While “helping ourselves” sounds logical, it is actually a “works doctrine” suggesting that man must first do his part before God will extend favor or acceptance. Actually, “helping ourselves” is a deceptive lie of Satan used to persuade people to depend on themselves and their own efforts rather than to trust in the grace of God.
The Bible teaches the opposite. Man is incapable of earning salvation through his “works,” i.e., “For everyone has sinned; we all fall short of God’s glorious standard” (Romans 3:23), and “We are all infected and impure with sin. When we display our righteous deeds, they are nothing but filthy rags.” (Isaiah 64:6)
Jesus said, “But I warn you — unless your righteousness is better than the righteousness of the teachers of religious law and the Pharisees, you will never enter the Kingdom of Heaven!” (Matthew 5:20) In other words, you would have to have lived a life holier than Billy Graham or Mother Teresa to enter the Kingdom of Heaven.
Since man is incapable of reaching up to God, Christianity is the only religion that says God will reach down to man. “For God so loved the world that He gave His only begotten Son, that whoever believes in Him should not perish but have everlasting life.” (John 3:16) In other words, God provided the “help” that we need precisely because we could not help ourselves.
Finally, God is “…not willing that any should perish but that all should come to repentance.” (2 Peter 3:9) Your Heavenly Father is reaching down to you offering the gift of eternal life through His son, Jesus Christ. All you have to do is accept it, i.e., that Christ died for your sins on the cross some 2,000 years ago.
“But Judd, you don’t understand, I’m Buddhist.” It doesn’t matter. Most of the early Christian church members were Jews. Acknowledging that they were sinners and accepting Jesus Christ as their lord and savior didn’t make them non-Jewish. Just as your acceptance of Christ’s redemptive work on the cross doesn’t make you non-Japanese.

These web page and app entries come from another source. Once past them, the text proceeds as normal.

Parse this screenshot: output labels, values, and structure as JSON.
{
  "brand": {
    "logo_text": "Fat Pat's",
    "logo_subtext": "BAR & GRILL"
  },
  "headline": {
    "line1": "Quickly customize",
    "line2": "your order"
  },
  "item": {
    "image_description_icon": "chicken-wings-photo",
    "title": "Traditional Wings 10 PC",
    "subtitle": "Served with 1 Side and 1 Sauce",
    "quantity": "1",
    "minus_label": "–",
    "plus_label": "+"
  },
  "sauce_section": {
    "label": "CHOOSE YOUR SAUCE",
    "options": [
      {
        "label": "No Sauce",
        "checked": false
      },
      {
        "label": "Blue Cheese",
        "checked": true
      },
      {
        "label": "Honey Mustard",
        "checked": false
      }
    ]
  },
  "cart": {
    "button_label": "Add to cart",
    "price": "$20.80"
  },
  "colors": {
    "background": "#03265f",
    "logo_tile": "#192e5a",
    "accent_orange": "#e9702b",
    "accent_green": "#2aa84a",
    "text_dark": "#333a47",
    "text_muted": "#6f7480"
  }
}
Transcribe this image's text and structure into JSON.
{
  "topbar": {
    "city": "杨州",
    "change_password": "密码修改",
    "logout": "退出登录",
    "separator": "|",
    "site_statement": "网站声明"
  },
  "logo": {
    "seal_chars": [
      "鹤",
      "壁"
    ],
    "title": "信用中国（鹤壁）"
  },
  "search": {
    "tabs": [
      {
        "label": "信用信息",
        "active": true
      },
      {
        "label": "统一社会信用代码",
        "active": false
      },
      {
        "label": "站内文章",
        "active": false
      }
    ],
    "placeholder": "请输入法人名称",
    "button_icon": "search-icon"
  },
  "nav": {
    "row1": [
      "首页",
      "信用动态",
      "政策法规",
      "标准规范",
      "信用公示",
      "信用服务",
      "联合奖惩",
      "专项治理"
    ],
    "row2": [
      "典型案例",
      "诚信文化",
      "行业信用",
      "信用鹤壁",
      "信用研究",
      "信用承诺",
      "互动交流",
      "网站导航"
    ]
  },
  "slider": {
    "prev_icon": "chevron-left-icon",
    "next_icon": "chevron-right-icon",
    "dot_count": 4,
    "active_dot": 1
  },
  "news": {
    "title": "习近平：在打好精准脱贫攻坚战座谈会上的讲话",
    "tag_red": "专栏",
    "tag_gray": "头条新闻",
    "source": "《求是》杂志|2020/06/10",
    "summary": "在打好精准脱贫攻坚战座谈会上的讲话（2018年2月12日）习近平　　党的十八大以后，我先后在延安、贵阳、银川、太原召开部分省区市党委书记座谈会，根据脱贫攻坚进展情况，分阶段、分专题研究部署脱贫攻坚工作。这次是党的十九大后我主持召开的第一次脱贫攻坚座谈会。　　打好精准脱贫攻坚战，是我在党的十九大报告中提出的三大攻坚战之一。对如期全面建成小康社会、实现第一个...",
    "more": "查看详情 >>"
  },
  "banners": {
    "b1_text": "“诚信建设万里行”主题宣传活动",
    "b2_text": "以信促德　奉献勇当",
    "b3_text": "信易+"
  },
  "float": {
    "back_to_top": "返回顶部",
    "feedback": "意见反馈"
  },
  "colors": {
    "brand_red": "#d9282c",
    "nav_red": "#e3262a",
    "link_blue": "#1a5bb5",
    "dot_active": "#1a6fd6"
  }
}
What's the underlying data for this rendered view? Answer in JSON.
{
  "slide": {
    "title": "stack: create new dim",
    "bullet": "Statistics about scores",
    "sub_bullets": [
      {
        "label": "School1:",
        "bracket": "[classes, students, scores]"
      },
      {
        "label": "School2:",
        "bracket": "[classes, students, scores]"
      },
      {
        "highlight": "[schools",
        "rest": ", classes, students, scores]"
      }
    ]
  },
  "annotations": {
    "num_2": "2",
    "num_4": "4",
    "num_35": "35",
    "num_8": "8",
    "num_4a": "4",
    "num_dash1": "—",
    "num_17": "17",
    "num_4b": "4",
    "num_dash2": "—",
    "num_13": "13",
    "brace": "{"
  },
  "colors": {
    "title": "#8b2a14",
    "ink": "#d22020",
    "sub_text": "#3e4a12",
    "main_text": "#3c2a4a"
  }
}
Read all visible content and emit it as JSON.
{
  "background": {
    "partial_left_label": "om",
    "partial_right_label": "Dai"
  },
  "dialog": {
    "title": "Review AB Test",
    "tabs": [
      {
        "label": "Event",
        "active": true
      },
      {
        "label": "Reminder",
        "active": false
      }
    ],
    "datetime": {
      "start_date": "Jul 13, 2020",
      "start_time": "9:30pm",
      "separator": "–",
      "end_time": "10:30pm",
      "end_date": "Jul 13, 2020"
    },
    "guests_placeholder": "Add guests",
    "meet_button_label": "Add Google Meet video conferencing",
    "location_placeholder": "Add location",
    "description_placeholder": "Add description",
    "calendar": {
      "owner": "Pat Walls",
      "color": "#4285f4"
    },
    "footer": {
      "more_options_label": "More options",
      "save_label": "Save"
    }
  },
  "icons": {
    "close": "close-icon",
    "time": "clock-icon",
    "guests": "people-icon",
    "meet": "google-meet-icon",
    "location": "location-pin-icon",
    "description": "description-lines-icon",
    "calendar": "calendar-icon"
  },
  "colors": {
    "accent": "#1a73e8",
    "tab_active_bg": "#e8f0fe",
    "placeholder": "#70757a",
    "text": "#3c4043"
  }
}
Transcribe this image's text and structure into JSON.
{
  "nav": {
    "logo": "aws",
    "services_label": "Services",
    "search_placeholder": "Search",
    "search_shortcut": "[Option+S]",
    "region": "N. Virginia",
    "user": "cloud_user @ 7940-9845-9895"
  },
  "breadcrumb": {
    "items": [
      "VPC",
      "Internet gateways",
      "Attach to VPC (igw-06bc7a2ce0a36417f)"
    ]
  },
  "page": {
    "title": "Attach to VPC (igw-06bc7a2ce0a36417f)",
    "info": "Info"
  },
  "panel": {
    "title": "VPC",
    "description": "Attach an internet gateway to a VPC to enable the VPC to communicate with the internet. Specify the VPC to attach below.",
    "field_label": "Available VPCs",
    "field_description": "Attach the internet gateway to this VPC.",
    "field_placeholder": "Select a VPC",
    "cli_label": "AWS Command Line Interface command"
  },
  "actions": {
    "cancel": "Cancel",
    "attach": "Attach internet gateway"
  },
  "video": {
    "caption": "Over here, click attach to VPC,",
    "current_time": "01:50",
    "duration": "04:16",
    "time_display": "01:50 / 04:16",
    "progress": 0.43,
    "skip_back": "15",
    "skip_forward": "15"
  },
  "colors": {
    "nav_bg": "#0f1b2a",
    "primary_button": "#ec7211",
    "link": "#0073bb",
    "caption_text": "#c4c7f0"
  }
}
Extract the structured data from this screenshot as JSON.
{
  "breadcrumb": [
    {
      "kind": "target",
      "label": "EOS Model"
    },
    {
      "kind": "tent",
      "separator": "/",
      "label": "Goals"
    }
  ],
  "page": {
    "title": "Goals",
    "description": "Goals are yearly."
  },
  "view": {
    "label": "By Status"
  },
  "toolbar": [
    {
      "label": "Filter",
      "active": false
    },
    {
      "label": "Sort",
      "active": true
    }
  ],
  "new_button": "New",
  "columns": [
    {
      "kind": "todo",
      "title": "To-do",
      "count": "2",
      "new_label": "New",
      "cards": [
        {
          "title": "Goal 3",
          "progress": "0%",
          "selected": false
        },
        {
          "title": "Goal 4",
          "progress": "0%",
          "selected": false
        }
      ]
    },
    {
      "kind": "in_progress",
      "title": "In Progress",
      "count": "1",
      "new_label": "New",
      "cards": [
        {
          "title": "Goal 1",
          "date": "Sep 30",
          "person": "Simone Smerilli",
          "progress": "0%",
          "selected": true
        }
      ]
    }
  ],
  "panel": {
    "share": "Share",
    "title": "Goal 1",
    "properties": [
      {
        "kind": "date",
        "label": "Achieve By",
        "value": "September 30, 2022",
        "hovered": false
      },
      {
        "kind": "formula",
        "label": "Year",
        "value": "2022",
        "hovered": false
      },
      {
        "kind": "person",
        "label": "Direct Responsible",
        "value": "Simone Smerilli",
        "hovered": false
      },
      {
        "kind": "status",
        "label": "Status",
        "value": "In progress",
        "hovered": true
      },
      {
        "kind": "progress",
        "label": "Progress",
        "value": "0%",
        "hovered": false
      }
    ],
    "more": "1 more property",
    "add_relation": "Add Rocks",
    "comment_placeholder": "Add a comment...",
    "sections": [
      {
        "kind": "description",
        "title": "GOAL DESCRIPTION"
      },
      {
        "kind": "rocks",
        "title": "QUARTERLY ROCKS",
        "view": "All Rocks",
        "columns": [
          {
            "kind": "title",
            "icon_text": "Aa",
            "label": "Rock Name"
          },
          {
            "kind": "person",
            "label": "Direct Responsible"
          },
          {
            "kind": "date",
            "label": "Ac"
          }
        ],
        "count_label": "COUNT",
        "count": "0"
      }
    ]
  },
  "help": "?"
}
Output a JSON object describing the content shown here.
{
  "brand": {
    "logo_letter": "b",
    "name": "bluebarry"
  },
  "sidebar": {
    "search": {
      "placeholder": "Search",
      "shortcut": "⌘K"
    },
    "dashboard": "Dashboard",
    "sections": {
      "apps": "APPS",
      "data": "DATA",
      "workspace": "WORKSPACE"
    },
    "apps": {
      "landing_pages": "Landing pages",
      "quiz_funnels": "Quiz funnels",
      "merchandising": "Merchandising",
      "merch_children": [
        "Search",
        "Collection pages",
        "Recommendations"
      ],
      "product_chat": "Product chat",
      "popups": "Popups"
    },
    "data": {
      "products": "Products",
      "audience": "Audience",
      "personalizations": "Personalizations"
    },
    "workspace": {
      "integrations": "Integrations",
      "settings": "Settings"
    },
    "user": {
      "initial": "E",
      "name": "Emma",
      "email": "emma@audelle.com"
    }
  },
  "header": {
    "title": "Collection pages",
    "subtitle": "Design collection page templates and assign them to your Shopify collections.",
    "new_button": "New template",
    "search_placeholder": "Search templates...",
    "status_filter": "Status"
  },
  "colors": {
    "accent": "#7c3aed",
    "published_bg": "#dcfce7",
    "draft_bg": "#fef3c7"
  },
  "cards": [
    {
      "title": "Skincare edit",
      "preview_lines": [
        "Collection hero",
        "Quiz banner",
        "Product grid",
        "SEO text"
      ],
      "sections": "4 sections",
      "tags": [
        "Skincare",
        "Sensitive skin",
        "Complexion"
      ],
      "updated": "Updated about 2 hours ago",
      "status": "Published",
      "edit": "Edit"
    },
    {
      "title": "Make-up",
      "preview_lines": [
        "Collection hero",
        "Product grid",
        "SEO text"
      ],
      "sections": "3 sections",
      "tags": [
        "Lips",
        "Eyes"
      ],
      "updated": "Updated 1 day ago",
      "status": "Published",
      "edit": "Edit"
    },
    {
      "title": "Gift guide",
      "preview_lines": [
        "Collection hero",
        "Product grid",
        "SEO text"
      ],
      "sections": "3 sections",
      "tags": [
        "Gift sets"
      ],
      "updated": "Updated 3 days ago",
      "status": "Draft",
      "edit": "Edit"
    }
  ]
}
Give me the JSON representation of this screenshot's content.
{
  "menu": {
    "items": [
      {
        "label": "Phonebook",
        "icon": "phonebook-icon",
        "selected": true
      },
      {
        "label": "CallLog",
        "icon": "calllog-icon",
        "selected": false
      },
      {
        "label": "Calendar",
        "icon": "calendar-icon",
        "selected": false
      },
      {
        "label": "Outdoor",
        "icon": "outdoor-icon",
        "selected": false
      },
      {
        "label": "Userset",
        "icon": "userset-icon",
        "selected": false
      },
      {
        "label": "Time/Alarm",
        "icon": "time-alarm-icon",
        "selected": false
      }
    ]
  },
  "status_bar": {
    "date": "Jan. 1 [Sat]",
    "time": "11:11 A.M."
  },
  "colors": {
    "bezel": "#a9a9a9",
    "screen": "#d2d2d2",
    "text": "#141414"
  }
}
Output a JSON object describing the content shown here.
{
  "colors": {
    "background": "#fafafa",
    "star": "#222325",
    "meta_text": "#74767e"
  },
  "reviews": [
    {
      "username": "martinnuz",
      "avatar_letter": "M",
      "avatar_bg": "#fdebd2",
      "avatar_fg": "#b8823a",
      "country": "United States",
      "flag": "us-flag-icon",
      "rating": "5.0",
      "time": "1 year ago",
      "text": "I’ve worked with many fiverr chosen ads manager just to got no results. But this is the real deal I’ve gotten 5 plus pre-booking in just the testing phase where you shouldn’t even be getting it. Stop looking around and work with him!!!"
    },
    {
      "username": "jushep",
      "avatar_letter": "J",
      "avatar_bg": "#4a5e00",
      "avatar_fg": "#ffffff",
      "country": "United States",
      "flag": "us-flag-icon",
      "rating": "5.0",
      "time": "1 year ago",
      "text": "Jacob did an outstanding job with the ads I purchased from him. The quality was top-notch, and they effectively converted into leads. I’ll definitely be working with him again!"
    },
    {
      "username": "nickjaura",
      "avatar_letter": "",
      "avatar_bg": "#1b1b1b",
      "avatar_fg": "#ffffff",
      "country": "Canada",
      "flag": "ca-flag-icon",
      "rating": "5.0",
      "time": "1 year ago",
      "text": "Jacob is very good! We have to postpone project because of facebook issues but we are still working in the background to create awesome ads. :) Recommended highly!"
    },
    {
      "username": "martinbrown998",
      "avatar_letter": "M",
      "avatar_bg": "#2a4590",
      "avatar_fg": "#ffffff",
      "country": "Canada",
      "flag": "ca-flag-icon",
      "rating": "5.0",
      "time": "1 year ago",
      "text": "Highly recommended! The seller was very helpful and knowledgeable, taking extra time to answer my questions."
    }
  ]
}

Judd Matsunaga, Esq., is the founding partner of the Law Offices of Matsunaga & Associates, specializing in estate/Medi-Cal planning, probate, personal injury and real estate law. With offices in Torrance, Hollywood, Sherman Oaks, Pasadena and Fountain Valley, he can be reached at (800) 411-0546. Opinions expressed in this column are not necessarily those of The Rafu Shimpo.